Safety Jordon Byas missed the first three games after preseason knee surgery. Starters Brandon Braxton and Lee Butler were injured early in the Wake game. Starter August Campbell was hurt and then left the team. Backups Corbin McCarthy, Taylor Sowell, Jared Boyd and Chris Tavarez have all been hurt.

“It could have been devastating,” Knowles said. “It really could have been devastating.”

The secondary, which was hit the hardest by injuries, has also been one of the most improved groups on the defense. Last year, Duke ranked either last or next to last in the ACC in every significant defensive category. This year, the Blue Devils rank fourth in total defense and fifth in pass efficiency defense.

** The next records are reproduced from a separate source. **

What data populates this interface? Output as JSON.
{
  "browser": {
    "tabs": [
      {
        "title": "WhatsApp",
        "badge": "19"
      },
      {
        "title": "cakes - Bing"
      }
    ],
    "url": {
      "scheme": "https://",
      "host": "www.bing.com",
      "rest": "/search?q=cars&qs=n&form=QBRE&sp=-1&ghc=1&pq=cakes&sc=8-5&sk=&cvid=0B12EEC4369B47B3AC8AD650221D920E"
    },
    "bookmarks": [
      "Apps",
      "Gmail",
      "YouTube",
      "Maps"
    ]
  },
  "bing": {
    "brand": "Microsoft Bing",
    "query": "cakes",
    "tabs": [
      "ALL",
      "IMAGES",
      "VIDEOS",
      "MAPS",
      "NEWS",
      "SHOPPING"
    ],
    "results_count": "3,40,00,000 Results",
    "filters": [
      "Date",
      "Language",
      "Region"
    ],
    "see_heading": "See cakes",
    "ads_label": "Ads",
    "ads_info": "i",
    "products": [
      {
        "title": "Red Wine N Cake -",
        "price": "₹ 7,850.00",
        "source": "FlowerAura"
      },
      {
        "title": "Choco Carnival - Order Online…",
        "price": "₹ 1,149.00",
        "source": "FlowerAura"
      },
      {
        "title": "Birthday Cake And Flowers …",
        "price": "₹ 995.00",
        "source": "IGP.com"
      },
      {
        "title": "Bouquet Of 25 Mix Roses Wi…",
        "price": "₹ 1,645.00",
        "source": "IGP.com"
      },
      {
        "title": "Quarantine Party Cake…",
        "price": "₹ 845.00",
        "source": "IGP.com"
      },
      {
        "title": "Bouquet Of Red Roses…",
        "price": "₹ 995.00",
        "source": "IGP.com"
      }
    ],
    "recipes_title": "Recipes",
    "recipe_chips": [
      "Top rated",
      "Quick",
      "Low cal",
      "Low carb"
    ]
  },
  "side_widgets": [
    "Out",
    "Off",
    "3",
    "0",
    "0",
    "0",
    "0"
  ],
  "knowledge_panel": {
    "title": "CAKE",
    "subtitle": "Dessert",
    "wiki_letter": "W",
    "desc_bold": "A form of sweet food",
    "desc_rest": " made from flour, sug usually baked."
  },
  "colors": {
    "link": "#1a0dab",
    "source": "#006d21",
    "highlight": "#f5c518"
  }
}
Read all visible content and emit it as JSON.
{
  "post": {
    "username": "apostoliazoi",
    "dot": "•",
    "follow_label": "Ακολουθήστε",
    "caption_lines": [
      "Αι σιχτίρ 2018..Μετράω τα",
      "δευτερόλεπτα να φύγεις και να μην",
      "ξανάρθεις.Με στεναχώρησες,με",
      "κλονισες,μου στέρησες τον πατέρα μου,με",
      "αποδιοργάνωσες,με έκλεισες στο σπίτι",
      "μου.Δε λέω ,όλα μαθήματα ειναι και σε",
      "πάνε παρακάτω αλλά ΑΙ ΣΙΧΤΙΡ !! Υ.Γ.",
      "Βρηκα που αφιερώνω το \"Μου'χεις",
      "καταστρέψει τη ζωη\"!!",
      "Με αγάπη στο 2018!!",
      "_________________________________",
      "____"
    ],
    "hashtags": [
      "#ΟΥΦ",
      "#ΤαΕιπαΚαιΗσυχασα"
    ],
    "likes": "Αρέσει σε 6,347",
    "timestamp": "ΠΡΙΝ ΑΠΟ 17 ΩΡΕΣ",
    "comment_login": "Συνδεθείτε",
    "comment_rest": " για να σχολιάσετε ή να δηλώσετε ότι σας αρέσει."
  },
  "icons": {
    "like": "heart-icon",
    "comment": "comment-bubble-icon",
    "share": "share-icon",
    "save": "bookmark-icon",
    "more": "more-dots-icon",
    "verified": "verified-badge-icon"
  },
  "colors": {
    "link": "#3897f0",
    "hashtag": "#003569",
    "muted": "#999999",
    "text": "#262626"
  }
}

“Coach Cutcliffe has really built a great program,” Knowles said. “We’re at a point where the players are starting to believe. All coaches talk about that next-man-up philosophy, and that’s hard to get to when you’re struggling to build a program, but at some point it clicks. The guys who step in there are just expected to do it instead of people wondering if they’re going to make a mistake. That’s the growth and maturity of the program in general.”